How the Balance Sheet Works

Hence, the accounts such as Rent Expense, Advertising Expense, etc. will have their balances on the left side. We will use the accounting equation to explain why we sometimes debit an account and at other times we credit an account. The three limitations to balance sheets are assets being recorded at historical cost, use of estimates, and the omission of valuable non-monetary assets. Book value or carrying value is the value of an asset according to its balance sheet account balance. For assets, the value is based on the original cost of the asset less any depreciation, amortization or impairment costs made against the asset. Inventory management is to identify the level of inventory which allows for uninterrupted production but reduces the investment in raw materials – and minimizes reordering costs – and hence, increases cash flow. The balance sheet contains details on company liabilities and owner’s equity.

Assets And Liabilities, Plus Equity Accounts That Make Up The Balance Sheet

A company’s quarterly and annual reports are basically derived directly from the accounting equations used in bookkeeping practices. These equations, entered in a business’s general ledger, will provide the material that eventually makes up the foundation of a business’s financial statements. This includes expense reports, cash flow and salary and company investments. A typical balance sheet is reported in Figure 3.5 “Balance Sheet” for Davidson Groceries. Note that the assets are divided between current and noncurrent . Likewise, liabilities are split between current and noncurrent .

Assets can be further broken down into current assets and non-current assets. An asset is anything a company owns which holds some amount of quantifiable value, meaning that it could be liquidated and turned to cash. Have you found yourself in the position of needing to prepare a balance sheet?

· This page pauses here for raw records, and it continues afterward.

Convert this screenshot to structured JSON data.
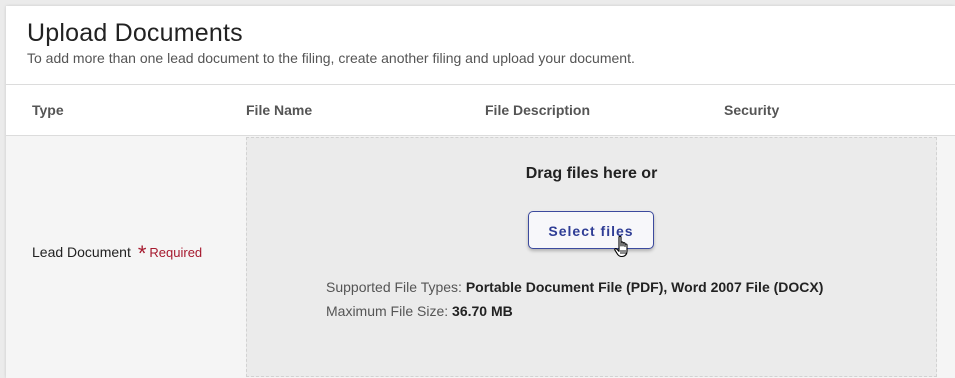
{
  "header": {
    "title": "Upload Documents",
    "subtitle": "To add more than one lead document to the filing, create another filing and upload your document."
  },
  "table": {
    "columns": [
      "Type",
      "File Name",
      "File Description",
      "Security"
    ],
    "row": {
      "type_label": "Lead Document",
      "required_marker": "*",
      "required_label": "Required"
    }
  },
  "dropzone": {
    "drag_text": "Drag files here or",
    "select_button_label": "Select files",
    "supported_types_label": "Supported File Types:",
    "supported_types_value": "Portable Document File (PDF), Word 2007 File (DOCX)",
    "max_size_label": "Maximum File Size:",
    "max_size_value": "36.70 MB"
  },
  "colors": {
    "required": "#a6192e",
    "button_text": "#2f3d95",
    "dropzone_bg": "#ebebeb"
  },
  "icons": {
    "cursor": "hand-pointer-icon"
  }
}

Assets And Liabilities, Plus Equity Accounts That Make Up The Balance Sheet

The company uses this account when it reports sales of goods, generally under cost of goods sold in the income statement. If you have already gone through the example above, you know what the basic structure of the balance sheet comprises. The balance sheet works primarily with the accounting equation. It points to any errors in your accounting basics and keeps track of your assets, liabilities, and equity.

Accounting equation examples

Often, a company may depreciate capital assets in 5–7 years, meaning that the assets will show on the books as less than their “real” value, or what they would be worth on the secondary market. The three items needed for the balance sheet equation are the assets, liabilities, and equity.

Assets And Liabilities, Plus Equity Accounts That Make Up The Balance Sheet

Most companies expect to sell their inventory for cash within one year. However, there may be situations where businesses stock nonperishable inventories as a part of their business strategy; in expectation that the inventory will maintain or increase in value in the future. On the right side, they list their liabilities and shareholders’ equity.


All the other financial statements report events occurring over a period of time . The balance sheet discloses assets and liabilities as of the one specified date.

  • They include things such as demand notes, accounts payable, employee benefits, sales tax, payable interest and estimated tax payments.
  • It is an extended version of the accounting equation showcasing how assets are equal to liabilities plus equity.
  • The accounting formula is a foundational component of managing your balance sheets.
  • We’re here to take the guesswork out of running your own business—for good.
  • When a merger is under consideration, a balance sheet will show the merging companies whether they will be taking on extra debt or extra cash.
  • The accounting equation states that a company’s total assets are equal to the sum of its liabilities and its shareholders’ equity.
0 replies

Leave a Reply

Want to join the discussion?
Feel free to contribute!

Leave a Reply